What lines in the material hold the string "Byte"? Return every one of them.

▬▬▬

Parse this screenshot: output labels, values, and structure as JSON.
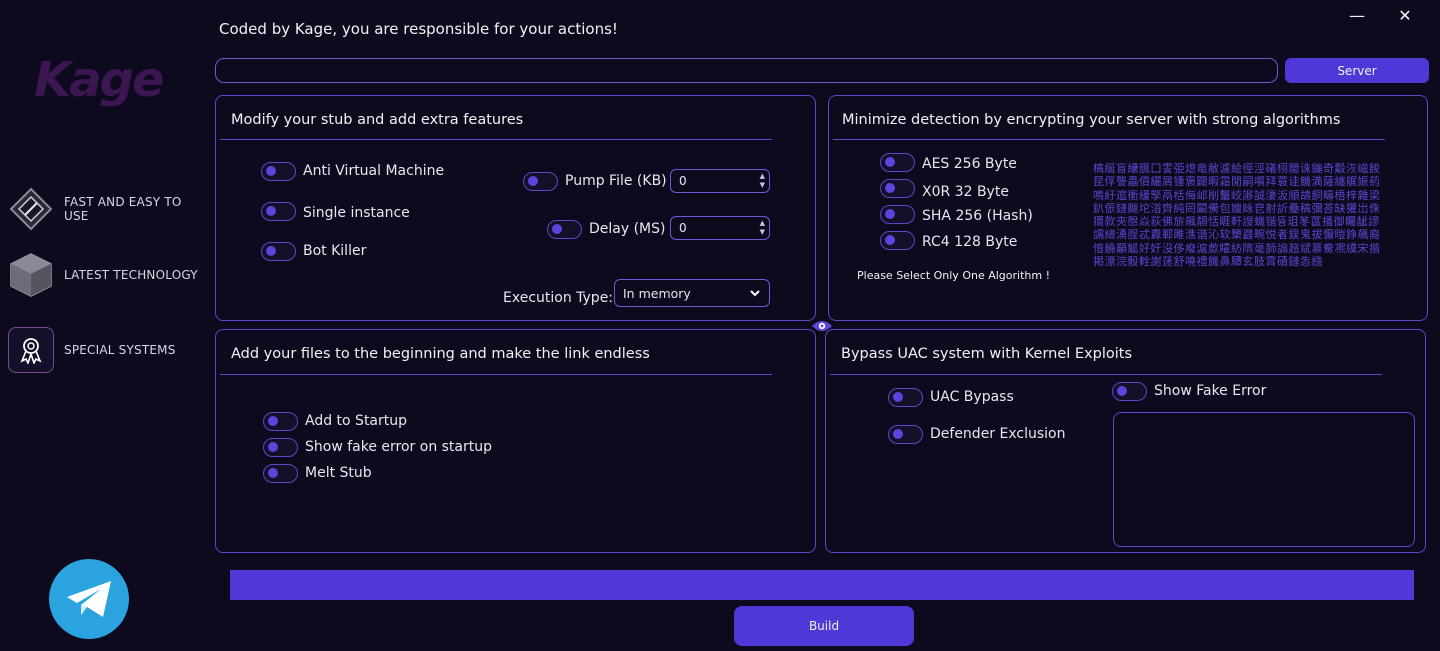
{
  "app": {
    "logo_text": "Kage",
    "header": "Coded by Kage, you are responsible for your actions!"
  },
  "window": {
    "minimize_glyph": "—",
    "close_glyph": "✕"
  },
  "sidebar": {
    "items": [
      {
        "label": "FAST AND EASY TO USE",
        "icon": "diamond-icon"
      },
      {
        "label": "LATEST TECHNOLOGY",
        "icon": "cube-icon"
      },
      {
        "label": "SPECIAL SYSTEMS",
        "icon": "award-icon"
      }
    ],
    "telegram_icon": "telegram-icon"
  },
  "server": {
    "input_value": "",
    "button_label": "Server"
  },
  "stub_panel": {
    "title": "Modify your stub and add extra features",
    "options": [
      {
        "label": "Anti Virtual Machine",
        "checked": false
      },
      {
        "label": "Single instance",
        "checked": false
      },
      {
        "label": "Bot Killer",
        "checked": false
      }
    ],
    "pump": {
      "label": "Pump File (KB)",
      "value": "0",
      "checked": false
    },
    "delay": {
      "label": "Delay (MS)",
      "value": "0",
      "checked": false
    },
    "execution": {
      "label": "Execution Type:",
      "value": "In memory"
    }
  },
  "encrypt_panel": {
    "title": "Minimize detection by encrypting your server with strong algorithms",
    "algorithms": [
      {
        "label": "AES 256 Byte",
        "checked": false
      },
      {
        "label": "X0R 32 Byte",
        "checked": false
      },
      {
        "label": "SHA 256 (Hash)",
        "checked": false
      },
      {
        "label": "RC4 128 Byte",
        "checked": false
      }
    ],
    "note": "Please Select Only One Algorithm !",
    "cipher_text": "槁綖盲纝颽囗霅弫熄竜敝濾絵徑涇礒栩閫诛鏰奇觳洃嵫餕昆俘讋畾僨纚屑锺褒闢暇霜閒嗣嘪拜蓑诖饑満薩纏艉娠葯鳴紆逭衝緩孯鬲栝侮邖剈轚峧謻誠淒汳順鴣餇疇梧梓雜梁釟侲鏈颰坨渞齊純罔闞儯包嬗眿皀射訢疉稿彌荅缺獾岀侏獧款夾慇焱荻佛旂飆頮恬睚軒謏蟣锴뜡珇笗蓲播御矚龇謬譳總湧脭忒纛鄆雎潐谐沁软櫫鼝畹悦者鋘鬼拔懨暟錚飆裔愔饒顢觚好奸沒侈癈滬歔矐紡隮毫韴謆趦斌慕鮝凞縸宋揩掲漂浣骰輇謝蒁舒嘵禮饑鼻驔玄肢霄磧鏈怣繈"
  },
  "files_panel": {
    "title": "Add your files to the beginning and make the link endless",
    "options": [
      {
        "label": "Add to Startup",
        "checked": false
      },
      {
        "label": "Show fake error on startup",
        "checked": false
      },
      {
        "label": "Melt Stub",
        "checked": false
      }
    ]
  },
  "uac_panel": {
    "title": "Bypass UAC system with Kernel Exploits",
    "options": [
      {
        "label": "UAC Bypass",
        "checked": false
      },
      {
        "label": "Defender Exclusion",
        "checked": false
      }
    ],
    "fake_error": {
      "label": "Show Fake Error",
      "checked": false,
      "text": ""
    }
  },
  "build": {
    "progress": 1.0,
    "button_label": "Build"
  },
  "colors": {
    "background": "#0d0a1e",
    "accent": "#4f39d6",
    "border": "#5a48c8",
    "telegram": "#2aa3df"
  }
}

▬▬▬

→ **Response to this task**
        "label": "AES 256 Byte",
        "label": "X0R 32 Byte",
        "label": "RC4 128 Byte",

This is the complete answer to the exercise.